The launching is from 2 to 4 p.m.at the New Glasgow Library and will include light refreshment.
Proceeds from the book sales are directed to the Pictou County Roots Society, which is hosting the event.
“The book contains 200 pages and 89 photos, 13 of which are in colour,” he said. “I personally enjoy a book with lots of photos as photos tend to capture the reality of a true story.”
It is the 16th book written by Macdonald, a retired lawyer and judge who has also become, in his words, “a history enthusiast.”
“The notable New Glasgow historian James M. Cameron has written 15 books and with the help of the Pictou County Roots Society, we have surpassed that mark,” he said.
Macdonald starts his book with a chapter on life along the east branch of the East River, a partial salute to Sunny Brae where he grew up. Parallel chapters feature N. W. Mason, managing director and majority owner of the Roseland Theatre in New Glasgow.
Another chapter outlines how the late Dr. Carrie Best was removed from the theatre on December 29, 1941 for sitting in the so called “white section” of the theatre. Best sued the Roseland Theatre Company, as well as Mason, for $5,504. The case was decided on May 14, 1942 before A Supreme Court judge and jury in Pictou.
There is also the usual assortment of court cases Macdonald enjoys sharing.
One has special meaning for Macdonald and prompted him to research and write about a similar miscarriage of justice.

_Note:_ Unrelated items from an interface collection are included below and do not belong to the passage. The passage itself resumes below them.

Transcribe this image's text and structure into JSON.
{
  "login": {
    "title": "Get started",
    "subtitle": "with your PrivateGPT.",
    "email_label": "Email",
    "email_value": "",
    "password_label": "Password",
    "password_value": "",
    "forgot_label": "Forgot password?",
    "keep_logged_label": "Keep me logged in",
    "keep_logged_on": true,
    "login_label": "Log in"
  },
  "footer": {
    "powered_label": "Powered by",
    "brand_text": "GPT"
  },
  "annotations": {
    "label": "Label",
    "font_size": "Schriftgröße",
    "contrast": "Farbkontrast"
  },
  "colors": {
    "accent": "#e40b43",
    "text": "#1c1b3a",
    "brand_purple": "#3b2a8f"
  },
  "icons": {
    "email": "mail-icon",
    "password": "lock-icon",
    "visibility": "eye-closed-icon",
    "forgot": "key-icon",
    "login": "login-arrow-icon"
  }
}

“Glen Assoun of Halifax was recently exonerated in the Nova Scotia Supreme Court of Halifax for a murder he didn’t commit after almost 17 years in prison,” Macdonald noted. “Assoun’s lawyer, Sean Macdonald, claimed that the former federal Minister of Justice, Mrs. Jody Wilson-Raybould, sat for a year and a half on the recommendation to order a new trial for Assoun. After she was replaced by David Lametti as minister of Justice, he ordered a new trial for Assoun after just a month and a half in office.”
Macdonald’s chapter is about a murder case involving a 17-year-old accused boy, Lyman Darrt from Green Oak, Col. Co., and how quickly the federal justice minister at the time reacted to petitions for a new trial or commuting the sentence to life imprisonment.
“The new trial took place in Nova Scotia Supreme Court with a judge and jury at Truro,” Macdonald wrote. “Dartt was found guilty of murder on December 10, 1897 and was to be hanged on March 8, 1898. On the same day of the sentencing, new evidence came forward and during the ensuing days, 5,000 individuals signed a petition to have the federal minister of justice order a new trial.”
Numerous downtown new Glasgow businessmen and 14 practising lawyers from Truro were among those who signed.